That, in a nutshell, describes the "Anchor Institution" strategy that foundations, businesses and civic organizations are using to jumpstart Detroit’s economic revival. Large employers with substantial investments in the city--such as HFHS, Wayne State University and the Detroit Medical Center in Midtown--work together to maximize results in terms of economic development, job growth and public safety.
"Henry Ford Health System itself is a leader in Detroit’s revival," Habitz says. "We want to be the one of the premier economic drivers of Detroit."
Habitz manages community and economic development planning for a $500 million expansion of HFHS’s Detroit facilities, which will include new housing and commercial development on a 300-acre site in the northern area of Midtown. He points out that when private, public and nonprofit investment is factored in, this amounts to a $1 billion project. The goal is not just to construct a larger medical campus, but to stimulate neighborhood reinvestment.
"Attracting talent is very important in our field and young people today are attracted to an urban setting that is walkable and authentic," he says. "And what’s more authentic than the city of Detroit? Yet when people are recruited here, many get the impression they belong in Birmingham or Troy."

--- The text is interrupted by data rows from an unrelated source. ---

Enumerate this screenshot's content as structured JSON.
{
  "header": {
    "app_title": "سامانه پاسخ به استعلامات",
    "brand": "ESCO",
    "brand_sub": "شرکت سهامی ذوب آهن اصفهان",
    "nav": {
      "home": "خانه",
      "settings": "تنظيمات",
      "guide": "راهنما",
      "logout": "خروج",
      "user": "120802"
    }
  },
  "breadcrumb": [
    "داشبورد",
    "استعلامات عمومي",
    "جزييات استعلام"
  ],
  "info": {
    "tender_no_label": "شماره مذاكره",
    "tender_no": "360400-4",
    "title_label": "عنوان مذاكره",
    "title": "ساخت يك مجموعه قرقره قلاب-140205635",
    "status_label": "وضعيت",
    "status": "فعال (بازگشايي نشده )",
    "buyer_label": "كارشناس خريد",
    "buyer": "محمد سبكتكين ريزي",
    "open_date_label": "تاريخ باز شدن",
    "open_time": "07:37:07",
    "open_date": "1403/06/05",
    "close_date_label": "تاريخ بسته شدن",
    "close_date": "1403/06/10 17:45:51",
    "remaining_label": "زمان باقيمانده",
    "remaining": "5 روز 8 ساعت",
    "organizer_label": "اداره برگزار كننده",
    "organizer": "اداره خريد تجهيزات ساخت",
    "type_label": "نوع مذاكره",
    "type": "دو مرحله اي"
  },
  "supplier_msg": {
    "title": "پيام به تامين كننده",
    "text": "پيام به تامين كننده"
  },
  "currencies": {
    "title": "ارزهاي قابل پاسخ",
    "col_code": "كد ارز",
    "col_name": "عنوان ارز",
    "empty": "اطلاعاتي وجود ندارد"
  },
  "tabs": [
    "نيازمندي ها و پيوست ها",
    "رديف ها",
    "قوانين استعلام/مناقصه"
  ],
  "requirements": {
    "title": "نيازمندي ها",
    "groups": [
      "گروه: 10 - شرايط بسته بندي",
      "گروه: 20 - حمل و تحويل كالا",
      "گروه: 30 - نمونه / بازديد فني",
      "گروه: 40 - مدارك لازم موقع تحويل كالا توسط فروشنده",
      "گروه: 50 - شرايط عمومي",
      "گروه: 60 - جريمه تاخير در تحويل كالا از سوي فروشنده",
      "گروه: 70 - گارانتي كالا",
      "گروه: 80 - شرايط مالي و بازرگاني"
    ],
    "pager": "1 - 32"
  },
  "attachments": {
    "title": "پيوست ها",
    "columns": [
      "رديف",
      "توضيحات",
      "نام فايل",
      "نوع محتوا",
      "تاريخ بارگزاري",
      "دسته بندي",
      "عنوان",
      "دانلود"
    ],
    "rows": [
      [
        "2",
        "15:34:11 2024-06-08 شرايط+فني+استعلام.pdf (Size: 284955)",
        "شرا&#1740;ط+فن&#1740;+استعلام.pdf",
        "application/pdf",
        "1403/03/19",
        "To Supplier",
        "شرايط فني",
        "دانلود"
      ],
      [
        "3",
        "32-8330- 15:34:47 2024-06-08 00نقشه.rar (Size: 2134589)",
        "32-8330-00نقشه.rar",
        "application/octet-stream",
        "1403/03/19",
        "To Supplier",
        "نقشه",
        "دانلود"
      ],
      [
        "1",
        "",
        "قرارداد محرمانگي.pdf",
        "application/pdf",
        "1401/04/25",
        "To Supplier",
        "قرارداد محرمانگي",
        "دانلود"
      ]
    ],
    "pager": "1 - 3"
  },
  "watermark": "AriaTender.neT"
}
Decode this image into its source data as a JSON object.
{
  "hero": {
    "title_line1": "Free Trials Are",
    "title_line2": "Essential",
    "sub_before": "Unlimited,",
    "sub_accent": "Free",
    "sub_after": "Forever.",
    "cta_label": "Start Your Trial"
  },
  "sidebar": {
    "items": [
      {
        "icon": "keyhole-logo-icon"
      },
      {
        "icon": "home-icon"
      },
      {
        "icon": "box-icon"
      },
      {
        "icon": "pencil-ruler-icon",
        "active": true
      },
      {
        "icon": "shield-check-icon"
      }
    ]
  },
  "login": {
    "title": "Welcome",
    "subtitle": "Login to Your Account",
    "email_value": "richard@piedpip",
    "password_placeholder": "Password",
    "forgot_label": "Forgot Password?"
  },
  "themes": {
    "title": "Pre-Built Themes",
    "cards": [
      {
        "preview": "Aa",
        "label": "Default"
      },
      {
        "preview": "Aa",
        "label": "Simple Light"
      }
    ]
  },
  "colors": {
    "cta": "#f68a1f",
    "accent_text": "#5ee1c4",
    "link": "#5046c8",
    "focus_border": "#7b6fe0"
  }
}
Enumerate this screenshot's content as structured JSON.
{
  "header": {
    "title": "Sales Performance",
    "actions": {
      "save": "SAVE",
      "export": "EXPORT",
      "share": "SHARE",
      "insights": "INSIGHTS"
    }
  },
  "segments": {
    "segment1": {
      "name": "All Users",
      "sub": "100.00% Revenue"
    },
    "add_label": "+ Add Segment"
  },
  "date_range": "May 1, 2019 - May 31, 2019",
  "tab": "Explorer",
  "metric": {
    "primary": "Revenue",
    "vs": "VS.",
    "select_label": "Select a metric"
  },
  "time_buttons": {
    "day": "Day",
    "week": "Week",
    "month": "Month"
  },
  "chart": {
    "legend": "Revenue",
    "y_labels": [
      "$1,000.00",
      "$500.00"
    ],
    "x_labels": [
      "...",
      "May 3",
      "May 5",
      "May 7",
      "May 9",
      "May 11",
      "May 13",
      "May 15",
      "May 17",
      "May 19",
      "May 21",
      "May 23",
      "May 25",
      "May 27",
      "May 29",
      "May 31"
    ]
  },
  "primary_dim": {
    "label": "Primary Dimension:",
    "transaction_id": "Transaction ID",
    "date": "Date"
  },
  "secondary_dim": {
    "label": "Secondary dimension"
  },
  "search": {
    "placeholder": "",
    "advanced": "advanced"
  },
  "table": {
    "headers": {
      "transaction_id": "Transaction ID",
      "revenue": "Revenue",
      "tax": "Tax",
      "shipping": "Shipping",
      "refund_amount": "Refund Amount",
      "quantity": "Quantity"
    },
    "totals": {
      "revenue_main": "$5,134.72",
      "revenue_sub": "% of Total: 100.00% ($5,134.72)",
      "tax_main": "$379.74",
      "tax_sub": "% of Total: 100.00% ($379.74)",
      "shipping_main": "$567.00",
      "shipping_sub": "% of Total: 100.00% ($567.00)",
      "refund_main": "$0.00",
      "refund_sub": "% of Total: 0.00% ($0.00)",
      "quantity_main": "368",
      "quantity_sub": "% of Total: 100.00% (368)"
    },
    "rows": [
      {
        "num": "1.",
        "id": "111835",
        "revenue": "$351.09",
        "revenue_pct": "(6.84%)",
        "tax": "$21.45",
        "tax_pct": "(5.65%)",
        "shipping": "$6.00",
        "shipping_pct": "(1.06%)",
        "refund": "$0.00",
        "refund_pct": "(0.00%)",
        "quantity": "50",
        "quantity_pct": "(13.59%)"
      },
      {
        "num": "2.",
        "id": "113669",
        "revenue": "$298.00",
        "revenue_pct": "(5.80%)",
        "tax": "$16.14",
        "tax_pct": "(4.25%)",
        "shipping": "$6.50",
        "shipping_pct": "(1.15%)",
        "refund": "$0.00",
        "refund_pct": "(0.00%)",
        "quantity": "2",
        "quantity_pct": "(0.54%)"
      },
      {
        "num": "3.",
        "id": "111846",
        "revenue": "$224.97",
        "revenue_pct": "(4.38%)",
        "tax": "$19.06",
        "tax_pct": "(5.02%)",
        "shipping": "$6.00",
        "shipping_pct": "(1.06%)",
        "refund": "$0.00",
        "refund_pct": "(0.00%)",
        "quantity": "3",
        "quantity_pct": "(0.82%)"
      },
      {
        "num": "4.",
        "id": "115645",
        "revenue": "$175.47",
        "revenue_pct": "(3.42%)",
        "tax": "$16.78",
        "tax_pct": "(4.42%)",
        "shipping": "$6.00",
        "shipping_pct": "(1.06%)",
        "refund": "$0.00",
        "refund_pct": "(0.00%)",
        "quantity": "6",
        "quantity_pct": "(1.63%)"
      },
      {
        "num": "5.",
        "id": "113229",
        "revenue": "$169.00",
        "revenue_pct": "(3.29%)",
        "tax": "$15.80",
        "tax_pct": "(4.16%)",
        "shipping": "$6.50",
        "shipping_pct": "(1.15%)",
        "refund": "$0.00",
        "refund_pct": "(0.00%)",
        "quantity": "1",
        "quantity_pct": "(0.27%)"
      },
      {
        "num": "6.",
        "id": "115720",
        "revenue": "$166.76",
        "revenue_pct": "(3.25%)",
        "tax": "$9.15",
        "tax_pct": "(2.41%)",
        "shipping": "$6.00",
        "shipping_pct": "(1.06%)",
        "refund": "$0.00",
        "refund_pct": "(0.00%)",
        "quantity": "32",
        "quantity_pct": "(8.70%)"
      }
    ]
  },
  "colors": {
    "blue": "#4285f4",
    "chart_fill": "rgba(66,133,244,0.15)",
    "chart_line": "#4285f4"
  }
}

Habitz believes this project will encourage more young professionals to become a part of the vital urban culture he sees flourishing in Detroit. "I've seen dramatic changes since moving here," he says. "The Riverwalk and Campus Martius. The historic rehabs. All the hard work to make the area feel safe and clean. Downtown has really had a turning point."
"Now we need to make that happen in the neighborhoods," he adds. To help move toward that goal Habitz became a Detroit Revitalization Fellow
at a program run by Wayne State University
, with funding by Kresge Foundation
, Ford Foundation
, Hudson-Webber Foundation
and the Skillman Foundation
. The program matches rising professionals with organizations working at the forefront of Detroit revitalization efforts. In September 2011, he and 28 other Fellows from around the country started work at 25 organizations ranging from community organizations to business networks to the Mayor’s office.
Habitz says he’s here to stay, and two years ago bought a house in Hamtramck. He sees it as a good model for other Detroit neighborhoods. "I consider it the most walkable community in the state of Michigan."
Once overwhelmingly Polish, Hamtramck has grown diverse with substantial numbers of African-Americans, Bengalis, Arabs, Bosnians and young people of all backgrounds moving in. It hosts some of the city’s hipper music clubs, which is where you’ll find Habitz many Friday nights. He's a fan of Planet ant, a small professional theater company, and has become involved in the historic preservation of a baseball stadium that once hosted Negro League baseball games in Hamtramck. Saturday morning look for him at nearby Eastern Market.
He’s very involved with Zion Lutheran Church in Southwest Detroit, and volunteers with Habitat for Humanity, Big Brothers and the Greening of Detroit. Those childhood days at Tiger Stadium also made him an avid baseball fan, and throughout the summer he umpires many games and coaches 11- and 12-year olds on a city league team.
Habitz is more than proud to tell people that he works, lives and plays in the middle of the city.
Jay Walljasper, author of
The Great Neighborhood Book and All That We Share: A Field Guide to the Commons, is a Senior Associate with Citiscope and Senior Fellow with Project for Public Spaces.